+++ Data records

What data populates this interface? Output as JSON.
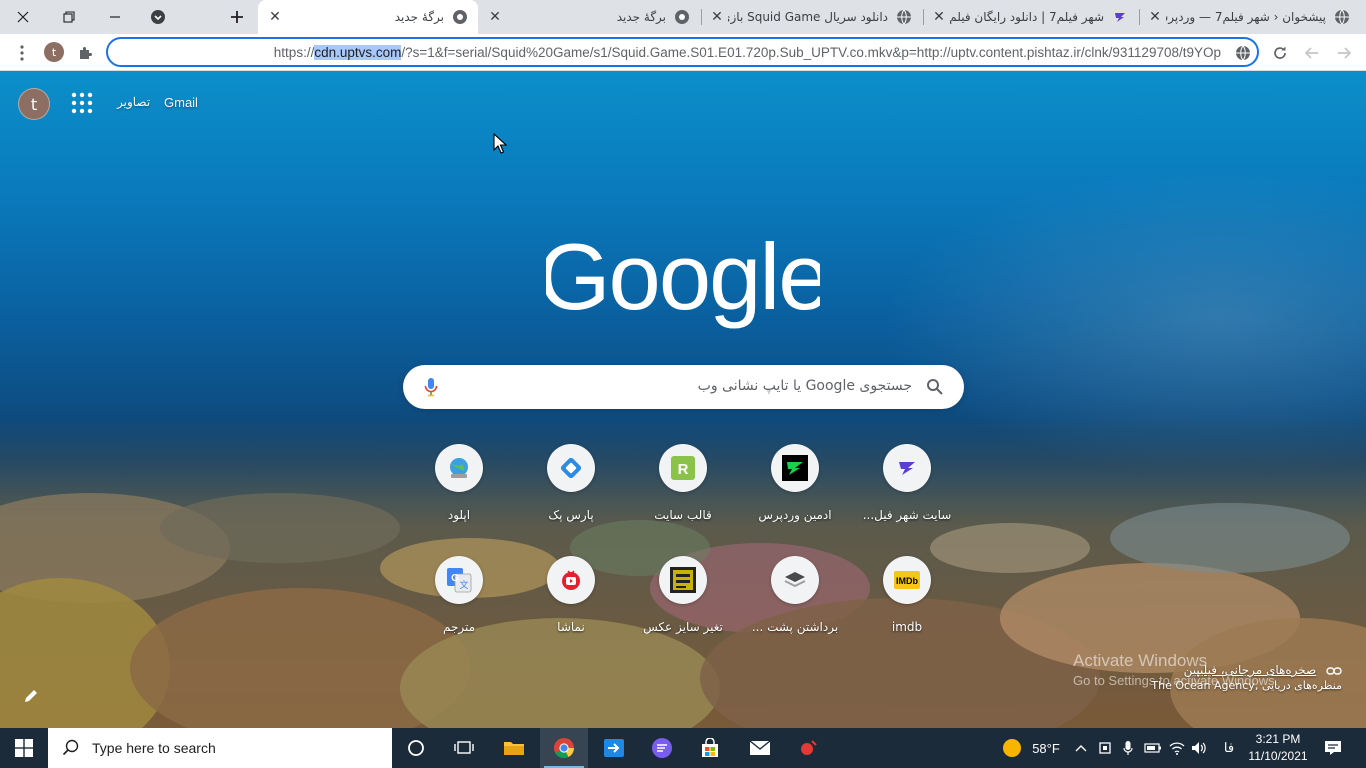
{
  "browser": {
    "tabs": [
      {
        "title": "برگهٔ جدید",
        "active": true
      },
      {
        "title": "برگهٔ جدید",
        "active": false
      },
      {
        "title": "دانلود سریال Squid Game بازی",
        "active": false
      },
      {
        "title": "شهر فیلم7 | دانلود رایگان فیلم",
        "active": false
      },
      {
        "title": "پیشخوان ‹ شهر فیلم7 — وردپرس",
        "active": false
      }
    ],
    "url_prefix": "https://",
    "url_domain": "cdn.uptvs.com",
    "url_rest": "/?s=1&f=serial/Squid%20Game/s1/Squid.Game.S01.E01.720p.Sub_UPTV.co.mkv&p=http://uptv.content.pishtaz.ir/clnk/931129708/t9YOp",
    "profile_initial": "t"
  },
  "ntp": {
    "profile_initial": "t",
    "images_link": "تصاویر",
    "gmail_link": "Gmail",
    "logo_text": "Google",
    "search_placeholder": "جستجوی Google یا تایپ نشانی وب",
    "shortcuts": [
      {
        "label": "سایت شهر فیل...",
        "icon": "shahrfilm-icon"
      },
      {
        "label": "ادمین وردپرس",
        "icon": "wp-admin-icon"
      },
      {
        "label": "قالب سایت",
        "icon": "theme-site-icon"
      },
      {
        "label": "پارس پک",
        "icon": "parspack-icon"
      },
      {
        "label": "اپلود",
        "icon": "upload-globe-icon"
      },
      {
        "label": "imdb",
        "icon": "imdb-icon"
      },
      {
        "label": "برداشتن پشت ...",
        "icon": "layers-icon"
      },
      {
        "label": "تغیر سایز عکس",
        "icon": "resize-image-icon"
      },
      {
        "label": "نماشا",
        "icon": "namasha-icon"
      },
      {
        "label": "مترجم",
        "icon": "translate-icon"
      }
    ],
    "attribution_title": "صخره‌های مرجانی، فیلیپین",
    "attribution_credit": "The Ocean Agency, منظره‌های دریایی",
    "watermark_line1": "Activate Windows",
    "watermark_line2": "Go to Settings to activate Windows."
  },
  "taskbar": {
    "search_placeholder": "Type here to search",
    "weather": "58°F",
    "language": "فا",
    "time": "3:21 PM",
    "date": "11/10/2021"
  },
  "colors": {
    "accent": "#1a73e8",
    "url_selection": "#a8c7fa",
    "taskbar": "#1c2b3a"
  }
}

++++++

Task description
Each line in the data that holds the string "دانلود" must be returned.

Answer for the task
        "title": "دانلود سریال Squid Game بازی",
        "title": "شهر فیلم7 | دانلود رایگان فیلم",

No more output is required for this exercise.